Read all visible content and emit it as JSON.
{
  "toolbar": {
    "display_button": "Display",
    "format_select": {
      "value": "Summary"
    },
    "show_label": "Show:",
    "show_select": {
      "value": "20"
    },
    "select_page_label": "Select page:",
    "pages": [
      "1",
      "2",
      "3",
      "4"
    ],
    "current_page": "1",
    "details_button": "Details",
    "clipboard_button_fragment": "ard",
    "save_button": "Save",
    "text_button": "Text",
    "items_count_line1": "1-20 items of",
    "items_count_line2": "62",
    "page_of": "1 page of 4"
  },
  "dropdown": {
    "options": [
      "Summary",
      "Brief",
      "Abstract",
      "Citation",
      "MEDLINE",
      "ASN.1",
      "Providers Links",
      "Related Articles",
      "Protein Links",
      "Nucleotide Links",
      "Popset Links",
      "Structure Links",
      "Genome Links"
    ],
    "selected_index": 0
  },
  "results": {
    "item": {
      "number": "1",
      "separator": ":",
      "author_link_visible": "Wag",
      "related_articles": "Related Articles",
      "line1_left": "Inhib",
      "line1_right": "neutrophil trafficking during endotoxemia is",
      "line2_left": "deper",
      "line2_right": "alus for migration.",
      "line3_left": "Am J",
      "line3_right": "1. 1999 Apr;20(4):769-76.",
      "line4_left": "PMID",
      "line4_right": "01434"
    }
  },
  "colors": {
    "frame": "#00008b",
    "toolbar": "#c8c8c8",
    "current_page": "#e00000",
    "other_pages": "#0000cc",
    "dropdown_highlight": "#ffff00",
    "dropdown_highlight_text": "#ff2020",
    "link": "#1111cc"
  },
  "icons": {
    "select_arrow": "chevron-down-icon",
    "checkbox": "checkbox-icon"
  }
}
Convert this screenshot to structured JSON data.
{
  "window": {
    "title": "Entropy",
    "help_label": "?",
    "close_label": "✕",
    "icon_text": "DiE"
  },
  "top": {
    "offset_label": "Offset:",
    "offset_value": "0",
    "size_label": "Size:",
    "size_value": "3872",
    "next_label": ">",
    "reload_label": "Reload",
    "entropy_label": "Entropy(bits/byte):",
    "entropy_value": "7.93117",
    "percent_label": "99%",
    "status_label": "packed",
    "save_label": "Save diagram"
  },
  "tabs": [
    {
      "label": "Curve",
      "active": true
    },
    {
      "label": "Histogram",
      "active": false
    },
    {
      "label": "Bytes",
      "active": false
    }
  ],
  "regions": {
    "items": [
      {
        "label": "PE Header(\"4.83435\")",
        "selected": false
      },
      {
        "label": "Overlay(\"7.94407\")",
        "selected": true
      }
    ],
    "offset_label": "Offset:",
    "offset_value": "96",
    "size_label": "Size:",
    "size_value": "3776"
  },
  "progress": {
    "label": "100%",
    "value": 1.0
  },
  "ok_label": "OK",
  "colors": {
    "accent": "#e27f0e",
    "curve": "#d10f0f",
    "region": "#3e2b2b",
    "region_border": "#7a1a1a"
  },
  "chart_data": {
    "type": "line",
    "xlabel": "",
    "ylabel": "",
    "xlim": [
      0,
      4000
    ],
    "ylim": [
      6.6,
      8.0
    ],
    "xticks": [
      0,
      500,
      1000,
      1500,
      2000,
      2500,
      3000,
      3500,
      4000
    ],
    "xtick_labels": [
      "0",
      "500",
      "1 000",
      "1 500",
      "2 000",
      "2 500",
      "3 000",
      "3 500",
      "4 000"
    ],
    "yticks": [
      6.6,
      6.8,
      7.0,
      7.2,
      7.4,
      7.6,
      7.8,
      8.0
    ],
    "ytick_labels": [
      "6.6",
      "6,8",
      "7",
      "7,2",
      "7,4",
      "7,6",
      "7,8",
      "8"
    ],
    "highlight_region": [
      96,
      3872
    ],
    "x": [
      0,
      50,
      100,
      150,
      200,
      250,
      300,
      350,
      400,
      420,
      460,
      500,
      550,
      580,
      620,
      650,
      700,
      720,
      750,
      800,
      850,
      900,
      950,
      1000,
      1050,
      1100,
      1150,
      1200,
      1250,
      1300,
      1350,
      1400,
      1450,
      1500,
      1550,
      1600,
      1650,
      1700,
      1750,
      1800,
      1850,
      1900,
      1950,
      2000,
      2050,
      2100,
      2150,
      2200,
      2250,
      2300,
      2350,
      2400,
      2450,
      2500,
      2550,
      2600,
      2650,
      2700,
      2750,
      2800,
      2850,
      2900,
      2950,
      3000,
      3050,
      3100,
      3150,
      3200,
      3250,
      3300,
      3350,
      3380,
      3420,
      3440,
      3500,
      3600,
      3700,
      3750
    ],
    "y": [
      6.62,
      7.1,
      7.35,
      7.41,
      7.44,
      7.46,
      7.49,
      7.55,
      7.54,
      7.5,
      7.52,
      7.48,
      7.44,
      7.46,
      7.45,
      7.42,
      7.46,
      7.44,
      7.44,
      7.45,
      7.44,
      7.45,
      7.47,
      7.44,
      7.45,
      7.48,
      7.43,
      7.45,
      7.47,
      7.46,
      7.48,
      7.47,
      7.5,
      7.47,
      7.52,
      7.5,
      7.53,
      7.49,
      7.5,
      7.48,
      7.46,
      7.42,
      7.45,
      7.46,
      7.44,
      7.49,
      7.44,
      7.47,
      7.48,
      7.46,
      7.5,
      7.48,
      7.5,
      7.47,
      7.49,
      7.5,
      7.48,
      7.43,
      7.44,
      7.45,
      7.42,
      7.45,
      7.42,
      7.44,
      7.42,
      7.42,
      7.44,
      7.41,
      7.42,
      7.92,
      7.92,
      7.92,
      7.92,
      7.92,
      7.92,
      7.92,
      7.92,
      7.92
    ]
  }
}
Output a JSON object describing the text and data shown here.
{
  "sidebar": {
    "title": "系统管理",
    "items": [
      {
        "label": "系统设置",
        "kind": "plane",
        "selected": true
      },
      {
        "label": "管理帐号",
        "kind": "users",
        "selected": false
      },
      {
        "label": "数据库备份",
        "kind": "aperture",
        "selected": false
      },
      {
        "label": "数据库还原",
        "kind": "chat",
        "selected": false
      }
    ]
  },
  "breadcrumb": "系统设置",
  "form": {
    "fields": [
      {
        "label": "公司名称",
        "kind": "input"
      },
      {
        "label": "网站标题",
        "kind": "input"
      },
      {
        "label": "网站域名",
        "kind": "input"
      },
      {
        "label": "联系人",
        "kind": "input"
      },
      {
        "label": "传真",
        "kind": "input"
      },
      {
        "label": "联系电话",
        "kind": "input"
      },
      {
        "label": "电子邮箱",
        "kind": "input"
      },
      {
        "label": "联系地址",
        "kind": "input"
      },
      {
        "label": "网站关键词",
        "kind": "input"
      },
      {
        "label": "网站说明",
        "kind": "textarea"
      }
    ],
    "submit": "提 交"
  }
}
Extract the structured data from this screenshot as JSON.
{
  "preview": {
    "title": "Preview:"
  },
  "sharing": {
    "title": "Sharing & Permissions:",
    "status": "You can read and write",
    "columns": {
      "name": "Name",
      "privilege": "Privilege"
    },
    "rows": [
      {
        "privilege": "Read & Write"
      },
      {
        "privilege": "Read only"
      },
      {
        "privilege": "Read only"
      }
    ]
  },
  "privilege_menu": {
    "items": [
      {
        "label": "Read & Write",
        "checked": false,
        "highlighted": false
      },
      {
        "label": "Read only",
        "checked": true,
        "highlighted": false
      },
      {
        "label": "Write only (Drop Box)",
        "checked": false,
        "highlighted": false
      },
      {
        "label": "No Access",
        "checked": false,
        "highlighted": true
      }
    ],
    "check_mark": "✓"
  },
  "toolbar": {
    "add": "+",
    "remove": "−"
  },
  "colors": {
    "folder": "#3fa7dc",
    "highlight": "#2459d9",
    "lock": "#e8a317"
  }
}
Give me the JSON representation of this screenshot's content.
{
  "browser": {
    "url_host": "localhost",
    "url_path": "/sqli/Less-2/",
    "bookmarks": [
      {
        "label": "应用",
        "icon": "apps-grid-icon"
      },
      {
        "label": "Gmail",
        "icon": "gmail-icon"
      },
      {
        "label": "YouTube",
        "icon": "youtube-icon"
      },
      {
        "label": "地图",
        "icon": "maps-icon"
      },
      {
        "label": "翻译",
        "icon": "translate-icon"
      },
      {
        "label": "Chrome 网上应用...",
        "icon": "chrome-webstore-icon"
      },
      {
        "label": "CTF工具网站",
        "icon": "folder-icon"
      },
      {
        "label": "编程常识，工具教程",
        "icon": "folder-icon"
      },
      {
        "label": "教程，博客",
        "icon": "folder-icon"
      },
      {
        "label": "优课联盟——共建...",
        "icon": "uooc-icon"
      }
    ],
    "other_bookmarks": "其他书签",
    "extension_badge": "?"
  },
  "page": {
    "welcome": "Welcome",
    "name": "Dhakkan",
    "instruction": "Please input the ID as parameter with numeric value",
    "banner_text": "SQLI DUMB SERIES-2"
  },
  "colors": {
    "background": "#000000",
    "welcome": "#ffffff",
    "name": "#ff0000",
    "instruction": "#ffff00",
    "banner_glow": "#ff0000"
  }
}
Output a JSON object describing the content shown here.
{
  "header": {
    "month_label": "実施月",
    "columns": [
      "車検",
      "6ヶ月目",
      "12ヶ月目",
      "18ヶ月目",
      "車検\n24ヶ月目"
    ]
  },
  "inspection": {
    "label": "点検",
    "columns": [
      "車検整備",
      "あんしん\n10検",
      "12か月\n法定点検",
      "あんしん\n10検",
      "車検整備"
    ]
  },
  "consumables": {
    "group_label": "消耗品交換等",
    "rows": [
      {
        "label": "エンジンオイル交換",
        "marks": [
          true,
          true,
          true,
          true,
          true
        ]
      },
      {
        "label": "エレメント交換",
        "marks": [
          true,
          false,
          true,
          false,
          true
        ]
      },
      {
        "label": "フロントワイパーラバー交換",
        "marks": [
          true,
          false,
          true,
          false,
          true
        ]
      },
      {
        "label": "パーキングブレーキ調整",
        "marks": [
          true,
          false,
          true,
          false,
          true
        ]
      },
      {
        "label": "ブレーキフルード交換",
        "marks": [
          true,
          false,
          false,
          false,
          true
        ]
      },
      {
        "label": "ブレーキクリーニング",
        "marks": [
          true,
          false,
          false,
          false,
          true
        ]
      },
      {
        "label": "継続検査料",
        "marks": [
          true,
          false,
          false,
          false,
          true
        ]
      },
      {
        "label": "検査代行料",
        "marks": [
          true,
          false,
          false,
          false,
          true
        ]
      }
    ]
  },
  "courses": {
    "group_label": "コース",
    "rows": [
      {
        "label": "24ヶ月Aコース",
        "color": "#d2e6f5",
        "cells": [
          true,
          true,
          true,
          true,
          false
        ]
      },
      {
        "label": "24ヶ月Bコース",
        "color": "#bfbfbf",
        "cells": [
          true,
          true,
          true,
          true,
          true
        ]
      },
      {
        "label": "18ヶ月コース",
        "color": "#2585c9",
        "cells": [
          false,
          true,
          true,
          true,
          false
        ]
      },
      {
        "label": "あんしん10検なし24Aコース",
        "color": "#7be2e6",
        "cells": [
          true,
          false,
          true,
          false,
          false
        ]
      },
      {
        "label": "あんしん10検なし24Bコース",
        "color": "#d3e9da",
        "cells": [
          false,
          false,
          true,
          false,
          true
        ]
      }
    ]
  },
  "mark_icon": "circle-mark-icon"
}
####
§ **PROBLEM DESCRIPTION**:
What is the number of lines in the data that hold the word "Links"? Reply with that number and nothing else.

§ **WORKED SOLUTION**:
6